'''
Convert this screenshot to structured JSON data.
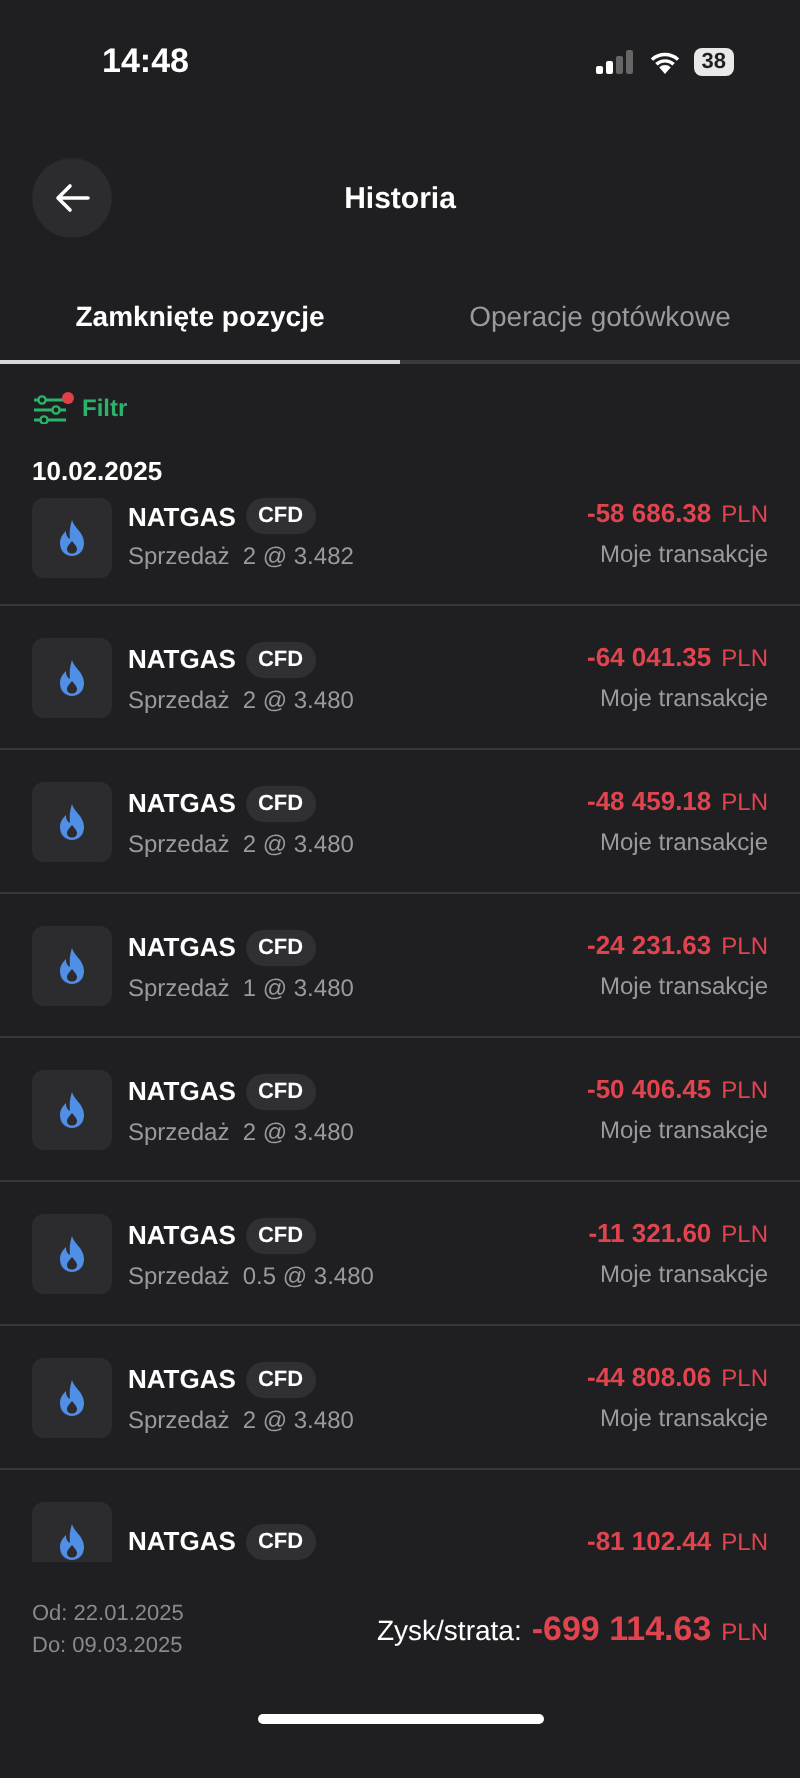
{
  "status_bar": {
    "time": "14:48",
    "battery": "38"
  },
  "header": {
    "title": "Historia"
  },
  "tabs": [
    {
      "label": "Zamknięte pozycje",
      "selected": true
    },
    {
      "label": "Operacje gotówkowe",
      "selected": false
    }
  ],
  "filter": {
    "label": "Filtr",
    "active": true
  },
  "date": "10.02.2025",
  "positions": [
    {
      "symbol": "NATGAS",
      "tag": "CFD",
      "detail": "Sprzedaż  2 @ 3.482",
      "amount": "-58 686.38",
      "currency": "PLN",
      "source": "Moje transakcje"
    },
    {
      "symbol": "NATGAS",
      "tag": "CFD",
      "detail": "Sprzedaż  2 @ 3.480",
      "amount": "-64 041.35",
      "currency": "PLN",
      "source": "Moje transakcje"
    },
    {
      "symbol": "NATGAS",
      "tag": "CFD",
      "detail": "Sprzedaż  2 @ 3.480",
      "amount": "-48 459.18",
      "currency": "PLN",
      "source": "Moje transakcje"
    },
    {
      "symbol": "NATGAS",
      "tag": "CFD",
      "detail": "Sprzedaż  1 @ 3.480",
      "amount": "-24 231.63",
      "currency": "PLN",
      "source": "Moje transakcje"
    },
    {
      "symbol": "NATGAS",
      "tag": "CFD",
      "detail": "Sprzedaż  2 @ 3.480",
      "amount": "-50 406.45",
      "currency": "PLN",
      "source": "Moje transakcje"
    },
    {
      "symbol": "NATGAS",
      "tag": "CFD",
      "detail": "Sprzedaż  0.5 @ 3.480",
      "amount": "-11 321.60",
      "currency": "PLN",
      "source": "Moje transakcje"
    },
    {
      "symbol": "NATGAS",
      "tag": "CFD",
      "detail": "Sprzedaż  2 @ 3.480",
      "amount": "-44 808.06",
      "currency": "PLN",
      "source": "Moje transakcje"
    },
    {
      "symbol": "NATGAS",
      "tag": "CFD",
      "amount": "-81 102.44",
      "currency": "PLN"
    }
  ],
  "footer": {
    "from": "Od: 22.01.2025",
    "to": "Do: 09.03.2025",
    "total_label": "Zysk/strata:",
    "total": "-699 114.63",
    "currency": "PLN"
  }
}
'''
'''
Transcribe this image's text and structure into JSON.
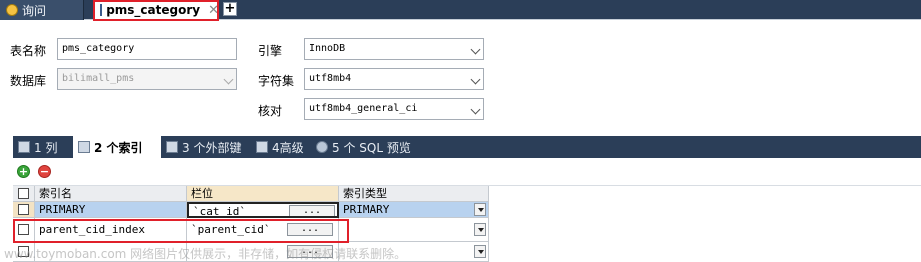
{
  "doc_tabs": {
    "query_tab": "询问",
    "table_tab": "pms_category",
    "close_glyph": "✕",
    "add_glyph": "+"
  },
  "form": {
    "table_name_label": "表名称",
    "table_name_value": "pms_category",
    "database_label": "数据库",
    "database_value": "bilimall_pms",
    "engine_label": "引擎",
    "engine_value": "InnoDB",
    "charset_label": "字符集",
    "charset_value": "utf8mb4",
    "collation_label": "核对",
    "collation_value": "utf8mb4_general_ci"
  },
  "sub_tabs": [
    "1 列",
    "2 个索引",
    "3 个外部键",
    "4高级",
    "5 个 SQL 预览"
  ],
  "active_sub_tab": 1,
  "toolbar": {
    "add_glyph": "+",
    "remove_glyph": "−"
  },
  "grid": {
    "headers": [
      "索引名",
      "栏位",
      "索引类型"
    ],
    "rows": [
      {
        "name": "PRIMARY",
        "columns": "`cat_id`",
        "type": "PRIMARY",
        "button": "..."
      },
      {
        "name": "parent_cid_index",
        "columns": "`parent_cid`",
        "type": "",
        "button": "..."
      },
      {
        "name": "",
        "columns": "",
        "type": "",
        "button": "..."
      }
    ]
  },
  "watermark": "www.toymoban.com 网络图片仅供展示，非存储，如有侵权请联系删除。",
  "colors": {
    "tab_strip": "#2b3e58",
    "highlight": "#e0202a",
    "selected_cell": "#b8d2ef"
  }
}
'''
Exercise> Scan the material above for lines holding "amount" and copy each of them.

Finished task>
      "amount": "-58 686.38",
      "amount": "-64 041.35",
      "amount": "-48 459.18",
      "amount": "-24 231.63",
      "amount": "-50 406.45",
      "amount": "-11 321.60",
      "amount": "-44 808.06",
      "amount": "-81 102.44",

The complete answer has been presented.